● **Task item**: All of the entries must be output exactly as they are.

● **Dataset content**:
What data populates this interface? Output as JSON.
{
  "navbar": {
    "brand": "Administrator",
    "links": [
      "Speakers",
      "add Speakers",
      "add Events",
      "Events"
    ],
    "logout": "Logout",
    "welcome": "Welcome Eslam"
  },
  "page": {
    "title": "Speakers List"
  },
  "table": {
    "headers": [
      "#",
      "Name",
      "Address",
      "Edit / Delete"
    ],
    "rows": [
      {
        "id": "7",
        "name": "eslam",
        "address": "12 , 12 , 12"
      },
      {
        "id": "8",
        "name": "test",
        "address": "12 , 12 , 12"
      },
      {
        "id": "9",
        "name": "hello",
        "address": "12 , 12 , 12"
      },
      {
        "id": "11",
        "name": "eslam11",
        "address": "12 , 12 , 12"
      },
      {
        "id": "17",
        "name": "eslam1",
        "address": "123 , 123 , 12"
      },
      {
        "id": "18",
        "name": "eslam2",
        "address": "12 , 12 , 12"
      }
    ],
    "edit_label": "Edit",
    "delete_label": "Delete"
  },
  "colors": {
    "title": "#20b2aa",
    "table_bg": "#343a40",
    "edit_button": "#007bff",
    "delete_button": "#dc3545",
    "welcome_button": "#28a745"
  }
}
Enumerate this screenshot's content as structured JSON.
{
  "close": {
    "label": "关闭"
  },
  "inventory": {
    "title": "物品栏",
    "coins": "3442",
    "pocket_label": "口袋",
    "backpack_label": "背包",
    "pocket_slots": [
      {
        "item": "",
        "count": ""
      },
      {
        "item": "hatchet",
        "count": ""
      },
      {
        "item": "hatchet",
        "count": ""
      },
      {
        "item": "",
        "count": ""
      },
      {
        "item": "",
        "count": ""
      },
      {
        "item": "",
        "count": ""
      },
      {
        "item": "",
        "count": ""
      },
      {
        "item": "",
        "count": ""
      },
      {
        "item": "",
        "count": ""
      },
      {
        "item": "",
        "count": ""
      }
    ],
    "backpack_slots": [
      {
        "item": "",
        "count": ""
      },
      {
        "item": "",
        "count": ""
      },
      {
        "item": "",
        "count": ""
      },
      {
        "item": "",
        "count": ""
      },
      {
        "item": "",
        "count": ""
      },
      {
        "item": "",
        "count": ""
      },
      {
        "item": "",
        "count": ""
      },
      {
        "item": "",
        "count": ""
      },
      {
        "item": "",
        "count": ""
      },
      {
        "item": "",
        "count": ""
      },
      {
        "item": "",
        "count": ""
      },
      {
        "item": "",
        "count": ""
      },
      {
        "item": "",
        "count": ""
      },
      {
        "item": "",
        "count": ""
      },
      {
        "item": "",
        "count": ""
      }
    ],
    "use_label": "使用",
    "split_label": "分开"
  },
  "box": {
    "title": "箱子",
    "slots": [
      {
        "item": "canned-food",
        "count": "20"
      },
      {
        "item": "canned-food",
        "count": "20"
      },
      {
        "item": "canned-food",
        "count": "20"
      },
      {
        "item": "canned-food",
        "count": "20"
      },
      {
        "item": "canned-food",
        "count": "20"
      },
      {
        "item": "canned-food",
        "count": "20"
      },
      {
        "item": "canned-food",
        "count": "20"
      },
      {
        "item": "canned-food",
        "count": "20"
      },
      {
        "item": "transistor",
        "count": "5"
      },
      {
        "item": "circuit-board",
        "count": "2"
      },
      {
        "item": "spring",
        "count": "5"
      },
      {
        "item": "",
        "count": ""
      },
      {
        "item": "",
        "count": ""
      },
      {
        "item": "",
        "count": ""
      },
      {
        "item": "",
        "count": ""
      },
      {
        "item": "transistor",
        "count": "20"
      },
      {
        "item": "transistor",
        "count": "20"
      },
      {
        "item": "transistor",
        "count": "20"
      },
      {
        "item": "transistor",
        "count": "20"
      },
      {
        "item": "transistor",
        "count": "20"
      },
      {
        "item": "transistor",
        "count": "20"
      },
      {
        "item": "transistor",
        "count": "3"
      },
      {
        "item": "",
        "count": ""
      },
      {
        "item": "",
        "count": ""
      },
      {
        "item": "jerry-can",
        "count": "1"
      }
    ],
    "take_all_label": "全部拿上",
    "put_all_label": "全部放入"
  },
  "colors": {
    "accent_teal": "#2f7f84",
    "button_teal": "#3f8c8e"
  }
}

● **Result for this exercise**:
What data populates this interface? Output as JSON.
{
  "navbar": {
    "brand": "Administrator",
    "links": [
      "Speakers",
      "add Speakers",
      "add Events",
      "Events"
    ],
    "logout": "Logout",
    "welcome": "Welcome Eslam"
  },
  "page": {
    "title": "Speakers List"
  },
  "table": {
    "headers": [
      "#",
      "Name",
      "Address",
      "Edit / Delete"
    ],
    "rows": [
      {
        "id": "7",
        "name": "eslam",
        "address": "12 , 12 , 12"
      },
      {
        "id": "8",
        "name": "test",
        "address": "12 , 12 , 12"
      },
      {
        "id": "9",
        "name": "hello",
        "address": "12 , 12 , 12"
      },
      {
        "id": "11",
        "name": "eslam11",
        "address": "12 , 12 , 12"
      },
      {
        "id": "17",
        "name": "eslam1",
        "address": "123 , 123 , 12"
      },
      {
        "id": "18",
        "name": "eslam2",
        "address": "12 , 12 , 12"
      }
    ],
    "edit_label": "Edit",
    "delete_label": "Delete"
  },
  "colors": {
    "title": "#20b2aa",
    "table_bg": "#343a40",
    "edit_button": "#007bff",
    "delete_button": "#dc3545",
    "welcome_button": "#28a745"
  }
}
Enumerate this screenshot's content as structured JSON.
{
  "close": {
    "label": "关闭"
  },
  "inventory": {
    "title": "物品栏",
    "coins": "3442",
    "pocket_label": "口袋",
    "backpack_label": "背包",
    "pocket_slots": [
      {
        "item": "",
        "count": ""
      },
      {
        "item": "hatchet",
        "count": ""
      },
      {
        "item": "hatchet",
        "count": ""
      },
      {
        "item": "",
        "count": ""
      },
      {
        "item": "",
        "count": ""
      },
      {
        "item": "",
        "count": ""
      },
      {
        "item": "",
        "count": ""
      },
      {
        "item": "",
        "count": ""
      },
      {
        "item": "",
        "count": ""
      },
      {
        "item": "",
        "count": ""
      }
    ],
    "backpack_slots": [
      {
        "item": "",
        "count": ""
      },
      {
        "item": "",
        "count": ""
      },
      {
        "item": "",
        "count": ""
      },
      {
        "item": "",
        "count": ""
      },
      {
        "item": "",
        "count": ""
      },
      {
        "item": "",
        "count": ""
      },
      {
        "item": "",
        "count": ""
      },
      {
        "item": "",
        "count": ""
      },
      {
        "item": "",
        "count": ""
      },
      {
        "item": "",
        "count": ""
      },
      {
        "item": "",
        "count": ""
      },
      {
        "item": "",
        "count": ""
      },
      {
        "item": "",
        "count": ""
      },
      {
        "item": "",
        "count": ""
      },
      {
        "item": "",
        "count": ""
      }
    ],
    "use_label": "使用",
    "split_label": "分开"
  },
  "box": {
    "title": "箱子",
    "slots": [
      {
        "item": "canned-food",
        "count": "20"
      },
      {
        "item": "canned-food",
        "count": "20"
      },
      {
        "item": "canned-food",
        "count": "20"
      },
      {
        "item": "canned-food",
        "count": "20"
      },
      {
        "item": "canned-food",
        "count": "20"
      },
      {
        "item": "canned-food",
        "count": "20"
      },
      {
        "item": "canned-food",
        "count": "20"
      },
      {
        "item": "canned-food",
        "count": "20"
      },
      {
        "item": "transistor",
        "count": "5"
      },
      {
        "item": "circuit-board",
        "count": "2"
      },
      {
        "item": "spring",
        "count": "5"
      },
      {
        "item": "",
        "count": ""
      },
      {
        "item": "",
        "count": ""
      },
      {
        "item": "",
        "count": ""
      },
      {
        "item": "",
        "count": ""
      },
      {
        "item": "transistor",
        "count": "20"
      },
      {
        "item": "transistor",
        "count": "20"
      },
      {
        "item": "transistor",
        "count": "20"
      },
      {
        "item": "transistor",
        "count": "20"
      },
      {
        "item": "transistor",
        "count": "20"
      },
      {
        "item": "transistor",
        "count": "20"
      },
      {
        "item": "transistor",
        "count": "3"
      },
      {
        "item": "",
        "count": ""
      },
      {
        "item": "",
        "count": ""
      },
      {
        "item": "jerry-can",
        "count": "1"
      }
    ],
    "take_all_label": "全部拿上",
    "put_all_label": "全部放入"
  },
  "colors": {
    "accent_teal": "#2f7f84",
    "button_teal": "#3f8c8e"
  }
}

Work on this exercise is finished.